Zimbabwe Looks to the Sun as Drought Hits Hydropower
Z imbabwe is pushing forward with plans to build four new solar power plants, amid a drought that has battered its ability to generate hydroelectricity.
Severe dry conditions - linked to the El Niño weather phenomenon bringing extreme weather around the world - are affecting big and small producers of hydropower alike.
Phillip Muwungani of Chipendeke village, 70 km southeast of Mutare city, said his community's vision of producing its own clean electricity using water is fading.
Drought has affected water levels in Chitora River which powers the Chipendeke micro hydro plant, making electricity generation erratic.

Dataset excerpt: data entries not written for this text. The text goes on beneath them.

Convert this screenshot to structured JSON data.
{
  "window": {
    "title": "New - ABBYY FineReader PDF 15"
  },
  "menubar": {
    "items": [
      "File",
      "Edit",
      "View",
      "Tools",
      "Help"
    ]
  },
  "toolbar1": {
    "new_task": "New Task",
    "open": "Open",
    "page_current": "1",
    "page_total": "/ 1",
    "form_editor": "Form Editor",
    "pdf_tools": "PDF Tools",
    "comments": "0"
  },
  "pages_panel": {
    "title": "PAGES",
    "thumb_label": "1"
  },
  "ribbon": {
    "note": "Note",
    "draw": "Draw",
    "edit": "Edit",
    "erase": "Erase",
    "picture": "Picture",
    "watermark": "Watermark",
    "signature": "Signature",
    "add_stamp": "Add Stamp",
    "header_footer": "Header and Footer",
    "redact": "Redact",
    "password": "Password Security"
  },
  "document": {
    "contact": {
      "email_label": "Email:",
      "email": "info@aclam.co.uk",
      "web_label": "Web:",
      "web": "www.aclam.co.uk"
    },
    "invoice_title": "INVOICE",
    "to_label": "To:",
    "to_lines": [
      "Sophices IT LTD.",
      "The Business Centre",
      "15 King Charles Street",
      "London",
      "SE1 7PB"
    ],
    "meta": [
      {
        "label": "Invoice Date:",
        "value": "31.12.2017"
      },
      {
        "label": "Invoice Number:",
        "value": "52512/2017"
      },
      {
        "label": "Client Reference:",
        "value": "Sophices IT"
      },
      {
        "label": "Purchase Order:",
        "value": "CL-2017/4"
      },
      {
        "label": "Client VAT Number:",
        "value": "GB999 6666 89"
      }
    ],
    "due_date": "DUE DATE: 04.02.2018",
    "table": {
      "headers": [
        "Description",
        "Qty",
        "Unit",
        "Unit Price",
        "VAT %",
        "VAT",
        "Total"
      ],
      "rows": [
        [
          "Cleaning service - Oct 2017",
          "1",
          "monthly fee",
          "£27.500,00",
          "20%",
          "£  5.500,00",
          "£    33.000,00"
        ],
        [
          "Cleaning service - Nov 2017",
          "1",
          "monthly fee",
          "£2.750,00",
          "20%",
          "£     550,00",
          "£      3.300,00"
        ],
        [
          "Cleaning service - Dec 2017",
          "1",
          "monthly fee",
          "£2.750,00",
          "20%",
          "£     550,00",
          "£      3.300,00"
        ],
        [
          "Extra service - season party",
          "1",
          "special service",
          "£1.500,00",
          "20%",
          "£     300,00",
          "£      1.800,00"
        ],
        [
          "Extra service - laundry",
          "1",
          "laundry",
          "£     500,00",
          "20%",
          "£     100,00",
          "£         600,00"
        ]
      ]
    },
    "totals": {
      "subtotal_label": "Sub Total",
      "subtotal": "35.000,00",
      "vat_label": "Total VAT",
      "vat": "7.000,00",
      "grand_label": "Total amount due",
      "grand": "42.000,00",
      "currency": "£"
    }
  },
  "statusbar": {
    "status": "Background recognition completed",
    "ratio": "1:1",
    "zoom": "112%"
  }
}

The plant, which supplies electricity to villagers, a school, a clinic and a business centre, was built under a sustainable energy initiative backed by the ZERO Regional Environment Organisation, the Zimbabwe Energy Council and international development groups.